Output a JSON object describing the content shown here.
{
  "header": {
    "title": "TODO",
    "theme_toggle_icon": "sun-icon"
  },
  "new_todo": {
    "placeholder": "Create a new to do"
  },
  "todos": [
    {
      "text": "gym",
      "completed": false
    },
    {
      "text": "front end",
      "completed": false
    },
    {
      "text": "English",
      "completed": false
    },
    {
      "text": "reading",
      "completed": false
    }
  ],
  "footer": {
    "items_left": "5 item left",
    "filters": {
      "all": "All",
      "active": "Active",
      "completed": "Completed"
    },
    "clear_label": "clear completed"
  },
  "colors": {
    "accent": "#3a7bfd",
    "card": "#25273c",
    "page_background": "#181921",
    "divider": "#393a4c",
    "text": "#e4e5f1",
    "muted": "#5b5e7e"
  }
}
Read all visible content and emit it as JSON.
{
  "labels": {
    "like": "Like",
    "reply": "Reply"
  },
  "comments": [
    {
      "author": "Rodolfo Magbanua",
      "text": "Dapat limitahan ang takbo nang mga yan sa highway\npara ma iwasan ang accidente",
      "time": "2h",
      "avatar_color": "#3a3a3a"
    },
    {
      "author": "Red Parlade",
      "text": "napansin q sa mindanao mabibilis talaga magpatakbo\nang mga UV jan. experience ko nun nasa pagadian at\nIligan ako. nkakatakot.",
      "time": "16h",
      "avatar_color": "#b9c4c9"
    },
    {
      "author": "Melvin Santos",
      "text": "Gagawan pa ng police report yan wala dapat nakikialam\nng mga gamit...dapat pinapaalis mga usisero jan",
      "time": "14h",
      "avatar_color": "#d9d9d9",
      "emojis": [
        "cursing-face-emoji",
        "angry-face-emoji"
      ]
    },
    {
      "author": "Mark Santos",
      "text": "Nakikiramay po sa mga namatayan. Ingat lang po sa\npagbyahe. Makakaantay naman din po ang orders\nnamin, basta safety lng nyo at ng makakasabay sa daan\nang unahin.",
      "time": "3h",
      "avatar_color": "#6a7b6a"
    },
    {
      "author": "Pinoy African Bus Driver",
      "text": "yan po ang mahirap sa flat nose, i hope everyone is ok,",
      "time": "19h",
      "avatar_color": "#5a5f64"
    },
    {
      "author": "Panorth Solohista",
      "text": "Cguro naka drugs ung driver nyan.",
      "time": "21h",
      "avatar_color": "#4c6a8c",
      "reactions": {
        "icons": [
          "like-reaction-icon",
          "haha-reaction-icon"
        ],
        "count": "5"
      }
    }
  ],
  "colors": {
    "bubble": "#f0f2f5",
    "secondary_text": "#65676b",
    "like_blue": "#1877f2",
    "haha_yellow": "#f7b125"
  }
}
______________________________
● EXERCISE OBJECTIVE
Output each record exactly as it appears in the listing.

● SOLUTION FOR THIS TASK
Output a JSON object describing the content shown here.
{
  "header": {
    "title": "TODO",
    "theme_toggle_icon": "sun-icon"
  },
  "new_todo": {
    "placeholder": "Create a new to do"
  },
  "todos": [
    {
      "text": "gym",
      "completed": false
    },
    {
      "text": "front end",
      "completed": false
    },
    {
      "text": "English",
      "completed": false
    },
    {
      "text": "reading",
      "completed": false
    }
  ],
  "footer": {
    "items_left": "5 item left",
    "filters": {
      "all": "All",
      "active": "Active",
      "completed": "Completed"
    },
    "clear_label": "clear completed"
  },
  "colors": {
    "accent": "#3a7bfd",
    "card": "#25273c",
    "page_background": "#181921",
    "divider": "#393a4c",
    "text": "#e4e5f1",
    "muted": "#5b5e7e"
  }
}
Read all visible content and emit it as JSON.
{
  "labels": {
    "like": "Like",
    "reply": "Reply"
  },
  "comments": [
    {
      "author": "Rodolfo Magbanua",
      "text": "Dapat limitahan ang takbo nang mga yan sa highway\npara ma iwasan ang accidente",
      "time": "2h",
      "avatar_color": "#3a3a3a"
    },
    {
      "author": "Red Parlade",
      "text": "napansin q sa mindanao mabibilis talaga magpatakbo\nang mga UV jan. experience ko nun nasa pagadian at\nIligan ako. nkakatakot.",
      "time": "16h",
      "avatar_color": "#b9c4c9"
    },
    {
      "author": "Melvin Santos",
      "text": "Gagawan pa ng police report yan wala dapat nakikialam\nng mga gamit...dapat pinapaalis mga usisero jan",
      "time": "14h",
      "avatar_color": "#d9d9d9",
      "emojis": [
        "cursing-face-emoji",
        "angry-face-emoji"
      ]
    },
    {
      "author": "Mark Santos",
      "text": "Nakikiramay po sa mga namatayan. Ingat lang po sa\npagbyahe. Makakaantay naman din po ang orders\nnamin, basta safety lng nyo at ng makakasabay sa daan\nang unahin.",
      "time": "3h",
      "avatar_color": "#6a7b6a"
    },
    {
      "author": "Pinoy African Bus Driver",
      "text": "yan po ang mahirap sa flat nose, i hope everyone is ok,",
      "time": "19h",
      "avatar_color": "#5a5f64"
    },
    {
      "author": "Panorth Solohista",
      "text": "Cguro naka drugs ung driver nyan.",
      "time": "21h",
      "avatar_color": "#4c6a8c",
      "reactions": {
        "icons": [
          "like-reaction-icon",
          "haha-reaction-icon"
        ],
        "count": "5"
      }
    }
  ],
  "colors": {
    "bubble": "#f0f2f5",
    "secondary_text": "#65676b",
    "like_blue": "#1877f2",
    "haha_yellow": "#f7b125"
  }
}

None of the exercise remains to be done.